• _Supplied entries_:
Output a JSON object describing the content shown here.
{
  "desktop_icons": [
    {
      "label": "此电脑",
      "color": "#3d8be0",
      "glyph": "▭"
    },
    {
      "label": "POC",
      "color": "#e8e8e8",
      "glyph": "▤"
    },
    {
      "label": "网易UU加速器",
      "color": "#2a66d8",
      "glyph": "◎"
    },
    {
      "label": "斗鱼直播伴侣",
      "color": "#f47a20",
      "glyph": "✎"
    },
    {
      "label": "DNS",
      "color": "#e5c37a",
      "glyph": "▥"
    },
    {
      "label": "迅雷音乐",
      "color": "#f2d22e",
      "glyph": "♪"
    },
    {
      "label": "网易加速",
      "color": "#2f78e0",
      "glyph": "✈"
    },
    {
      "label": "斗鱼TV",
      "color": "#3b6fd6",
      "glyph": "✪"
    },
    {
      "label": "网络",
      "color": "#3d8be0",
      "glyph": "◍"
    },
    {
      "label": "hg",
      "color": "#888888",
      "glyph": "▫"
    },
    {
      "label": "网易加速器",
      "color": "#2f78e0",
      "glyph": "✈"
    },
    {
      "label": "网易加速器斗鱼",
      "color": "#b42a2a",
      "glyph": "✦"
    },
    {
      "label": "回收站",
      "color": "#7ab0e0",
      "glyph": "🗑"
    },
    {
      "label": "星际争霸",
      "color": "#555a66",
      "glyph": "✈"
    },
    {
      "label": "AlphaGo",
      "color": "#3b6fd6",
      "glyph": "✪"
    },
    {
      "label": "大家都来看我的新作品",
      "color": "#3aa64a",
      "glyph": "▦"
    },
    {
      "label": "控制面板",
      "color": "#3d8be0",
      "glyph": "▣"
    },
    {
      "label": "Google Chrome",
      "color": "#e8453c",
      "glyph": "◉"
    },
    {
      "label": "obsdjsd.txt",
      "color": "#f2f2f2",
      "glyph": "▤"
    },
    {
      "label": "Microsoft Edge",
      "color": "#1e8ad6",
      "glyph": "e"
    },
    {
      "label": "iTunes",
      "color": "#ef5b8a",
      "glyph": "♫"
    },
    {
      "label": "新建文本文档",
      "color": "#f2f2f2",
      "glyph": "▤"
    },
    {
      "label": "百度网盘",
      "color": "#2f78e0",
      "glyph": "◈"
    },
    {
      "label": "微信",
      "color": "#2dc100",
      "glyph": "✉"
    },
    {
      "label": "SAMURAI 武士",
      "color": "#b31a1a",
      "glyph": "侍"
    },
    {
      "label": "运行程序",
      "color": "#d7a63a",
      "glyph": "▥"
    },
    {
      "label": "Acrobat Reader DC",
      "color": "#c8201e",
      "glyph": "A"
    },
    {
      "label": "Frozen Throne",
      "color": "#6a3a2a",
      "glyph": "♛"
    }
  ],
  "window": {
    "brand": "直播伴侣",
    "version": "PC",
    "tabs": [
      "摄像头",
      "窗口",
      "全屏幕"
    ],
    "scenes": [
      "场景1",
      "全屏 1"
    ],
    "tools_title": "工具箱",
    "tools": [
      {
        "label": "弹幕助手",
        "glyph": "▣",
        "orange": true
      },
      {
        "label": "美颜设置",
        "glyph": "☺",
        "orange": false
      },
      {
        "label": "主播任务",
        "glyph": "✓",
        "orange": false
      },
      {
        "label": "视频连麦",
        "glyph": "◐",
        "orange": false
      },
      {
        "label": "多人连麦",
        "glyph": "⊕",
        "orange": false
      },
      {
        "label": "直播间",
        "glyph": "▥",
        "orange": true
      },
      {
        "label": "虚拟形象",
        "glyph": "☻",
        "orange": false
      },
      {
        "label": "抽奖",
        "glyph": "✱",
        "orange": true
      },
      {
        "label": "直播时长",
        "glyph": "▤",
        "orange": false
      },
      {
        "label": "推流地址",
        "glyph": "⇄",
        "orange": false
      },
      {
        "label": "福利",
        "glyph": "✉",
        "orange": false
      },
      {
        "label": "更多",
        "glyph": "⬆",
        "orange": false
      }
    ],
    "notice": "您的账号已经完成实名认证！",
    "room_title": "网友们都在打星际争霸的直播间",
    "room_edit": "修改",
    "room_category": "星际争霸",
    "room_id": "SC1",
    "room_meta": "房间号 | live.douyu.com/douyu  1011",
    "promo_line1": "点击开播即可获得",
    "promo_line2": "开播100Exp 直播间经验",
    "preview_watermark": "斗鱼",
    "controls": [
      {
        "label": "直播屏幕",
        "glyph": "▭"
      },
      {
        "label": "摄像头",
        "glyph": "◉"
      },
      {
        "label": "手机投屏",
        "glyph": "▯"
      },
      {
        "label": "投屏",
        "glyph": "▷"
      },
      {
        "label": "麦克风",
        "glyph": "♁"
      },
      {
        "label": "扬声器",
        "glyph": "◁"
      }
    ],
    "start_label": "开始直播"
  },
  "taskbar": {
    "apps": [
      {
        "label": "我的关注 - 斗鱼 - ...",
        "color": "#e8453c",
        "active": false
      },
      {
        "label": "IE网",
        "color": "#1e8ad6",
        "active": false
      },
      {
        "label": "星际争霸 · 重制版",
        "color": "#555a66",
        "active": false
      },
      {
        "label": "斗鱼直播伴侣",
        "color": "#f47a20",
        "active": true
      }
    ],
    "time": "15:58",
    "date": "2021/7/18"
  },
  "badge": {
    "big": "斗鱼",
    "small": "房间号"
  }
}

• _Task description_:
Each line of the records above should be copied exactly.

• _Reply to the task_:
Output a JSON object describing the content shown here.
{
  "desktop_icons": [
    {
      "label": "此电脑",
      "color": "#3d8be0",
      "glyph": "▭"
    },
    {
      "label": "POC",
      "color": "#e8e8e8",
      "glyph": "▤"
    },
    {
      "label": "网易UU加速器",
      "color": "#2a66d8",
      "glyph": "◎"
    },
    {
      "label": "斗鱼直播伴侣",
      "color": "#f47a20",
      "glyph": "✎"
    },
    {
      "label": "DNS",
      "color": "#e5c37a",
      "glyph": "▥"
    },
    {
      "label": "迅雷音乐",
      "color": "#f2d22e",
      "glyph": "♪"
    },
    {
      "label": "网易加速",
      "color": "#2f78e0",
      "glyph": "✈"
    },
    {
      "label": "斗鱼TV",
      "color": "#3b6fd6",
      "glyph": "✪"
    },
    {
      "label": "网络",
      "color": "#3d8be0",
      "glyph": "◍"
    },
    {
      "label": "hg",
      "color": "#888888",
      "glyph": "▫"
    },
    {
      "label": "网易加速器",
      "color": "#2f78e0",
      "glyph": "✈"
    },
    {
      "label": "网易加速器斗鱼",
      "color": "#b42a2a",
      "glyph": "✦"
    },
    {
      "label": "回收站",
      "color": "#7ab0e0",
      "glyph": "🗑"
    },
    {
      "label": "星际争霸",
      "color": "#555a66",
      "glyph": "✈"
    },
    {
      "label": "AlphaGo",
      "color": "#3b6fd6",
      "glyph": "✪"
    },
    {
      "label": "大家都来看我的新作品",
      "color": "#3aa64a",
      "glyph": "▦"
    },
    {
      "label": "控制面板",
      "color": "#3d8be0",
      "glyph": "▣"
    },
    {
      "label": "Google Chrome",
      "color": "#e8453c",
      "glyph": "◉"
    },
    {
      "label": "obsdjsd.txt",
      "color": "#f2f2f2",
      "glyph": "▤"
    },
    {
      "label": "Microsoft Edge",
      "color": "#1e8ad6",
      "glyph": "e"
    },
    {
      "label": "iTunes",
      "color": "#ef5b8a",
      "glyph": "♫"
    },
    {
      "label": "新建文本文档",
      "color": "#f2f2f2",
      "glyph": "▤"
    },
    {
      "label": "百度网盘",
      "color": "#2f78e0",
      "glyph": "◈"
    },
    {
      "label": "微信",
      "color": "#2dc100",
      "glyph": "✉"
    },
    {
      "label": "SAMURAI 武士",
      "color": "#b31a1a",
      "glyph": "侍"
    },
    {
      "label": "运行程序",
      "color": "#d7a63a",
      "glyph": "▥"
    },
    {
      "label": "Acrobat Reader DC",
      "color": "#c8201e",
      "glyph": "A"
    },
    {
      "label": "Frozen Throne",
      "color": "#6a3a2a",
      "glyph": "♛"
    }
  ],
  "window": {
    "brand": "直播伴侣",
    "version": "PC",
    "tabs": [
      "摄像头",
      "窗口",
      "全屏幕"
    ],
    "scenes": [
      "场景1",
      "全屏 1"
    ],
    "tools_title": "工具箱",
    "tools": [
      {
        "label": "弹幕助手",
        "glyph": "▣",
        "orange": true
      },
      {
        "label": "美颜设置",
        "glyph": "☺",
        "orange": false
      },
      {
        "label": "主播任务",
        "glyph": "✓",
        "orange": false
      },
      {
        "label": "视频连麦",
        "glyph": "◐",
        "orange": false
      },
      {
        "label": "多人连麦",
        "glyph": "⊕",
        "orange": false
      },
      {
        "label": "直播间",
        "glyph": "▥",
        "orange": true
      },
      {
        "label": "虚拟形象",
        "glyph": "☻",
        "orange": false
      },
      {
        "label": "抽奖",
        "glyph": "✱",
        "orange": true
      },
      {
        "label": "直播时长",
        "glyph": "▤",
        "orange": false
      },
      {
        "label": "推流地址",
        "glyph": "⇄",
        "orange": false
      },
      {
        "label": "福利",
        "glyph": "✉",
        "orange": false
      },
      {
        "label": "更多",
        "glyph": "⬆",
        "orange": false
      }
    ],
    "notice": "您的账号已经完成实名认证！",
    "room_title": "网友们都在打星际争霸的直播间",
    "room_edit": "修改",
    "room_category": "星际争霸",
    "room_id": "SC1",
    "room_meta": "房间号 | live.douyu.com/douyu  1011",
    "promo_line1": "点击开播即可获得",
    "promo_line2": "开播100Exp 直播间经验",
    "preview_watermark": "斗鱼",
    "controls": [
      {
        "label": "直播屏幕",
        "glyph": "▭"
      },
      {
        "label": "摄像头",
        "glyph": "◉"
      },
      {
        "label": "手机投屏",
        "glyph": "▯"
      },
      {
        "label": "投屏",
        "glyph": "▷"
      },
      {
        "label": "麦克风",
        "glyph": "♁"
      },
      {
        "label": "扬声器",
        "glyph": "◁"
      }
    ],
    "start_label": "开始直播"
  },
  "taskbar": {
    "apps": [
      {
        "label": "我的关注 - 斗鱼 - ...",
        "color": "#e8453c",
        "active": false
      },
      {
        "label": "IE网",
        "color": "#1e8ad6",
        "active": false
      },
      {
        "label": "星际争霸 · 重制版",
        "color": "#555a66",
        "active": false
      },
      {
        "label": "斗鱼直播伴侣",
        "color": "#f47a20",
        "active": true
      }
    ],
    "time": "15:58",
    "date": "2021/7/18"
  },
  "badge": {
    "big": "斗鱼",
    "small": "房间号"
  }
}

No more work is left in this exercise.